Hergé's post war bad period was soon lightened up in the form of Raymond Leblanc, a publisher (and wartime resistance fighter) who came up with the idea of starting Tintin Magazine—and this continued where the liberation had left off, with the completion of The Seven Crystal Balls and onto Prisoners Of The Sun and the brilliant Moon books. Thanks to Leblanc's help, Hergé managed to get a 'certificate of good citizenship' but another of his collaborators, Jacques Van Melkebeke, who started as editor of Tintin magazine wasn't so lucky. He was rearrested for having worked during the war and thrown into prison for several months, he had to resign from the new venture. Belgians who worked as machinists, plumbers or bakers and other 'normal jobs' under the Nazi regime were not hounded and arrested, whilst those who worked in the media were hit terribly hard. As it turned out, Hergé did not truly enjoy the idea of the magazine—it took some of his control away, and he felt he didn't get as good a financial deal as possible - but as Leblanc was something of a savior to him, he couldn't protest without sounding ungrateful! Hergé always preferred Casterman, his book publishers, to Leblanc's more confrontational attitude, and in fact, several times the artist disappeared without trace (at one time spending several weeks residing in a Red Indian tent within the grounds of a monastry), and Tintin Magazine had to make up with reprints.

Colonel Sponsz
Image © Hergé/Moulinsart

The last phase of Hergé's career was much happier, he gained complete control over his creation and it even helped him through several rough periods of his life as he exorcised his troubles out onto paper and into his stunning work. Just to look at the character of Tintin you will see Hergé's high moral and humanitarian standards, and it is also easy to see how strongly he felt about these ideas.
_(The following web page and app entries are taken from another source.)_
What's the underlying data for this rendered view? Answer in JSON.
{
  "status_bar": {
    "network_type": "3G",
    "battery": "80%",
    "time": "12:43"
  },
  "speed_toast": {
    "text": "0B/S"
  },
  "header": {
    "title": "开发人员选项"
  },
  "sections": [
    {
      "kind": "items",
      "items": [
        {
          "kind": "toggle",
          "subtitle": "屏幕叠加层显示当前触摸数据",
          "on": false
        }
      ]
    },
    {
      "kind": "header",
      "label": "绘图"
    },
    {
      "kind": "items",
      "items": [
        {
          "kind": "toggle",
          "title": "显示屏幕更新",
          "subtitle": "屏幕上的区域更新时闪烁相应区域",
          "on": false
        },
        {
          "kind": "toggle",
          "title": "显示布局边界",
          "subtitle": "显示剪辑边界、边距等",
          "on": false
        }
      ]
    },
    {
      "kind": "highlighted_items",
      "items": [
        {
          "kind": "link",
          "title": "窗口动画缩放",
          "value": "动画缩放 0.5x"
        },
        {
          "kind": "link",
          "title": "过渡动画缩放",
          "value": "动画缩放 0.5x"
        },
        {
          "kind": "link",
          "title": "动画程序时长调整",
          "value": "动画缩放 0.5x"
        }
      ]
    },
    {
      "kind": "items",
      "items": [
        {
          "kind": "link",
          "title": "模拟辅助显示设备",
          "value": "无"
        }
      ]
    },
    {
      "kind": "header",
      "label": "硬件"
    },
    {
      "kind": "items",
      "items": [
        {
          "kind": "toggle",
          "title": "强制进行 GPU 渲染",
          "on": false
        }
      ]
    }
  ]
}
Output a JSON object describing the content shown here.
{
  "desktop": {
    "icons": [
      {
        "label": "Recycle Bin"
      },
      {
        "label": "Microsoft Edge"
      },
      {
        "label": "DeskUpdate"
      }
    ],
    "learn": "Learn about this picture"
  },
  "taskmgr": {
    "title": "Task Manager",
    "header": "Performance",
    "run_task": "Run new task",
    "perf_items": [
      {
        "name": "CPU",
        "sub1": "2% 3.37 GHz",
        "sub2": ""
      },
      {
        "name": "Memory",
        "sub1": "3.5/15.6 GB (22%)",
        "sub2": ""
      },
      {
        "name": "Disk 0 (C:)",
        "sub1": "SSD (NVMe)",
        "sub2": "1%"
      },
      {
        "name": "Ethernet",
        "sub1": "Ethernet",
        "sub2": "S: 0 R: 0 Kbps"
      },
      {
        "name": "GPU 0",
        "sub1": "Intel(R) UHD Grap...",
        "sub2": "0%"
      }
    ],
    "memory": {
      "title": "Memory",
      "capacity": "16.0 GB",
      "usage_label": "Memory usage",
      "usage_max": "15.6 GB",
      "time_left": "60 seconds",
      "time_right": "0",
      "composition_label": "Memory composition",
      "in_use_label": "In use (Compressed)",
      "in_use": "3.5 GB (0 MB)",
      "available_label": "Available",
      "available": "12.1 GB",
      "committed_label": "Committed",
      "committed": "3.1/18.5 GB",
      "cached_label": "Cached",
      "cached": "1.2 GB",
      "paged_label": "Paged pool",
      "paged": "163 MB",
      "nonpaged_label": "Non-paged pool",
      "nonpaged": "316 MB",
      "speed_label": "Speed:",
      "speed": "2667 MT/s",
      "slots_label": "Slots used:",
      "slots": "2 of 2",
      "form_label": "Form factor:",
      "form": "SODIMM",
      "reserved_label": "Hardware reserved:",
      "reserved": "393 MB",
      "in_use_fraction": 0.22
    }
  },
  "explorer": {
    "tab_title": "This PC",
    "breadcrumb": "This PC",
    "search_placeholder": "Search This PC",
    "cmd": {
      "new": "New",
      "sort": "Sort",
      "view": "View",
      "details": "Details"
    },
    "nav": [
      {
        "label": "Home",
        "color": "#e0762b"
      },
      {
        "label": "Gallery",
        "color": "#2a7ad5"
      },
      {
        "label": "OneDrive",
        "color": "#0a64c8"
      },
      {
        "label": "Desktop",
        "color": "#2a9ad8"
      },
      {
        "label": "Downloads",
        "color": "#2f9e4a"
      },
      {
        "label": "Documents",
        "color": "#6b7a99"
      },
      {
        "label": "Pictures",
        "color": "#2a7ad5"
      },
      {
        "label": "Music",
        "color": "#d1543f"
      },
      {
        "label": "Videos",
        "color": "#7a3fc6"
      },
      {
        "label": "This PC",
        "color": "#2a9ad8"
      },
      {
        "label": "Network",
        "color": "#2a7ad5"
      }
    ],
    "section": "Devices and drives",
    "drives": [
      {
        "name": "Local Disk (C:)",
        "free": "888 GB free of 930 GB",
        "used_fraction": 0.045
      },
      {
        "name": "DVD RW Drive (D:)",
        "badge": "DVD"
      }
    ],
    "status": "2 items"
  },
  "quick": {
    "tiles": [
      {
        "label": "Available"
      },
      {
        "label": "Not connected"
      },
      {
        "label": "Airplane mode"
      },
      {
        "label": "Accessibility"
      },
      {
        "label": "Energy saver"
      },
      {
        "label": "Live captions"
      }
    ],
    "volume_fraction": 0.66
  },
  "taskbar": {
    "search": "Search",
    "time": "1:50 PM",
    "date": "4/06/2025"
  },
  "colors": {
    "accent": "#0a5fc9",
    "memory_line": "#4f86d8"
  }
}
If you know anything about Hergé you will know that he put everything into his comic strips—and his quiff-haired reporter is merely a reflection of his ideal self (while Captain Haddock is his less perfect side!). Hergé had no Nazi sympathies!

(* In 1995)

Reccommended readings


My thanks to staff Paul Durdin for his contribution to this article [Updated March 2001].